I must add that accurate carb counting is partly to thank for this success. I began carb counting well before Jenna started on the pump in preparation for it. However, I wasn't as meticulous about it before the pump as I have had to be since. Likely because it is not the easiest or most convenient thing to do and since it wasn't crucial, I wasn't as motivated to put in the time or effort. Thankfully, with practice comes proficiency and I'm far better at carb counts now than I was only a few short weeks ago. I have numerous food count reference books aligned neatly on my kitchen counter, well within reach and my trusty food scale and calculator are always at the ready.

Occasionally, however, I'm faced with a challenge and tonight was one of those times. Supper was pretty easy; I had made ham, potatoes au gratin and broccoli. The potatoes were a minor challenge, but I just weighed Jenna`s portion and used a carb factor I use for mashed potato to calculate the carb count.

Dessert tonight was an unexpected challenge. I had bought a bag of imported Italian wafer cookies at a quaint little country market a few miles out of town earlier in the day. I figured a couple of these cookies would be a nice little way to cap off the meal without blowing Jenna's sugars out of the water and having to bolus the crud out of her afterward. Problem was the nutritional info was in Italian!

Now, I have a few years of French education under my belt so I can occasionally fake my way through some rough translation of certain words in Spanish and Italian. I had no trouble finding the "carboidrati" count, but problems arose when under the "per wafer" column two values were listed; 4.5 and 2.5. So which one was it? The second figure was labelled "di cui zuccheri". What the heck is that?
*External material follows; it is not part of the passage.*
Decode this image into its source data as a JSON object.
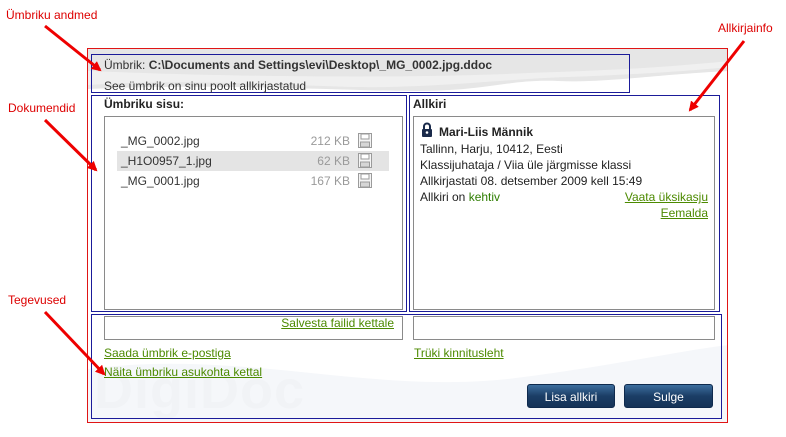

So my husband and I looked at each other with matching "...what the...?" faces and then, like a superhero being summoned to the scene of a crime, I dashed downstairs to the computer to do some rapid research. Super Mommy to the rescue! (Can you tell, I've been exposed to far too many viewings of The Incredibles lately?) I Googled Italian-English translation and found a site that helped me decode my bag of wafer cookies. The phrase translates as "...of which is sugar". Case solved. Back upstairs I sprinted feeling rather clever and dessert was served to a couple of very delighted little girls.

Tonight we can rest easy in the knowledge that the accuracy of our carb counting remains uncompromised and feeling relatively confident that Jenna has received just the right amount of insulin to see her through the night.

After proof-reading this entry, I'm left to ponder the possibility that this demon-driven desire to achieve an accurate carb count is becoming somewhat of an obsession with me. I mean, a couple of carbs shouldn't impact things that much. But, I must be doing something right, given Jenna's excellent blood sugar readings. Hey, she's my baby and I'm going to do whatever it takes to keep her as healthy as I can for as long as it's in my hands to do so. If I obsess, it is with very good reason... and without apology.